** Record set follows **
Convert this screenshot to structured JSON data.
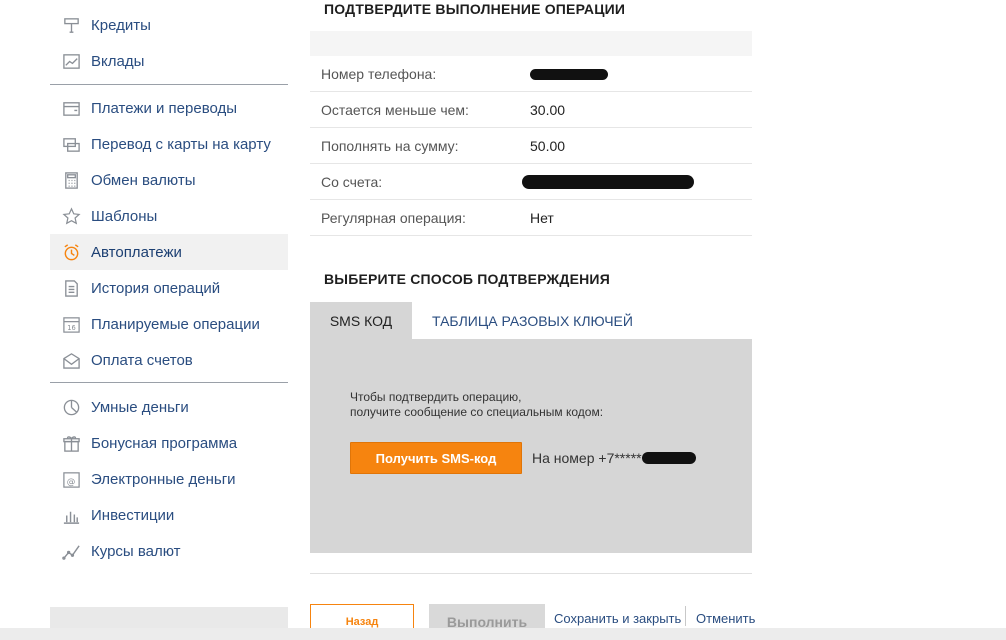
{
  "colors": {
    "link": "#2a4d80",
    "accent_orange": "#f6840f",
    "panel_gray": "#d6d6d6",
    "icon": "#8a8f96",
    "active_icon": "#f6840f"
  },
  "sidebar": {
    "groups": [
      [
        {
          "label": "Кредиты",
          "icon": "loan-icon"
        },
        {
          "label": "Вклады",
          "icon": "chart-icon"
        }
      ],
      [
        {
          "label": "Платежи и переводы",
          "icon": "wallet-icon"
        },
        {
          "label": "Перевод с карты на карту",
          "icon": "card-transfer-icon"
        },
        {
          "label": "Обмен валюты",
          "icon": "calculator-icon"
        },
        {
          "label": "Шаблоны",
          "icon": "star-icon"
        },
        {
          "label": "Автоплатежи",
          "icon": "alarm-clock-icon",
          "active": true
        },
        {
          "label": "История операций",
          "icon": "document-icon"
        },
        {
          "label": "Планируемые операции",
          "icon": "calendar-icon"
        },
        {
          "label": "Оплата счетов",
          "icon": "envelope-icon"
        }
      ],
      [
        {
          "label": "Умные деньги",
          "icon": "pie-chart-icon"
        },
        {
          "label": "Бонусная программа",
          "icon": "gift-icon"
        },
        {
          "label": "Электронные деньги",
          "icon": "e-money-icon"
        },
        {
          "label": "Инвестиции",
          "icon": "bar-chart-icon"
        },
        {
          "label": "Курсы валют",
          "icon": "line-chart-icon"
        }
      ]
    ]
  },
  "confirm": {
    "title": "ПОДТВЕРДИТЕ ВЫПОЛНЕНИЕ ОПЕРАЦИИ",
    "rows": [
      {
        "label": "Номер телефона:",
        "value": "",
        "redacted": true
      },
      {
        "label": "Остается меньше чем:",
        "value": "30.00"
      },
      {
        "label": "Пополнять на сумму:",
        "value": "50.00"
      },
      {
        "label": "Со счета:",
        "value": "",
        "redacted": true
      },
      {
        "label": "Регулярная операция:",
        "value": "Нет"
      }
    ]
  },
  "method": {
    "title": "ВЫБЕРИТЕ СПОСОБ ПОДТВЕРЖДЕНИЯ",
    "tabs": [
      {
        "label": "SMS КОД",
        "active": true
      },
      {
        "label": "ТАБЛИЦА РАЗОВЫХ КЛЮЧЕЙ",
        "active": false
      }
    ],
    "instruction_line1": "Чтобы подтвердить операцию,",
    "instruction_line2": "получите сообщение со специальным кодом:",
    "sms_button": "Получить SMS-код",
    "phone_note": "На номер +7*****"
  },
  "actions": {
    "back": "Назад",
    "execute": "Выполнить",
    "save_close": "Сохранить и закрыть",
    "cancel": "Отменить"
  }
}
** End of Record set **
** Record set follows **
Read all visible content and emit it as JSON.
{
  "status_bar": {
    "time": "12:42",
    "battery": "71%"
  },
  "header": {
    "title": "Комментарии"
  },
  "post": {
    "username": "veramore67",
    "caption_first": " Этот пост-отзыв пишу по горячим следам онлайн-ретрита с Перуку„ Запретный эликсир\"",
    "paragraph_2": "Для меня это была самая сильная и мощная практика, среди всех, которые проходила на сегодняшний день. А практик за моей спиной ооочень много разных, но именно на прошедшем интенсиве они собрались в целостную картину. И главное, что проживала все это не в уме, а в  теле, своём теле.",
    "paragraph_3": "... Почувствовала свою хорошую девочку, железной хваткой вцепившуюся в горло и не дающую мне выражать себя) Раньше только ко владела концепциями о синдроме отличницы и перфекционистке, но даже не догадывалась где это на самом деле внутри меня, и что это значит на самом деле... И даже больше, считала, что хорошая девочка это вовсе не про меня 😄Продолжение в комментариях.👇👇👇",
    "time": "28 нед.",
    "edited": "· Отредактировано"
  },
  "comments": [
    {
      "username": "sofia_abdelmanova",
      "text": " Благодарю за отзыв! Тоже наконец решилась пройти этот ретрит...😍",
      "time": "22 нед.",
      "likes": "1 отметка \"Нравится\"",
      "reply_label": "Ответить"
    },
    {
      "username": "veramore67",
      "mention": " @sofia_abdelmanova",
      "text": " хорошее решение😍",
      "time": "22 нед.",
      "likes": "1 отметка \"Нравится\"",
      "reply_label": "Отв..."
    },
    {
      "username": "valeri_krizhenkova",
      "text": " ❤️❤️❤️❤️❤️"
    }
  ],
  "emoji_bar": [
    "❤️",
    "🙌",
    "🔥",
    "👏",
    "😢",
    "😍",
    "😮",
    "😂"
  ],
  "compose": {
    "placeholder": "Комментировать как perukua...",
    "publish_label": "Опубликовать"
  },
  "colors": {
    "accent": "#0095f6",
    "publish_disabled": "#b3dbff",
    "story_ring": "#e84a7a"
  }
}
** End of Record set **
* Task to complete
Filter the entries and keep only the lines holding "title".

* Written solution
    "title": "ПОДТВЕРДИТЕ ВЫПОЛНЕНИЕ ОПЕРАЦИИ",
    "title": "ВЫБЕРИТЕ СПОСОБ ПОДТВЕРЖДЕНИЯ",
    "title": "Комментарии"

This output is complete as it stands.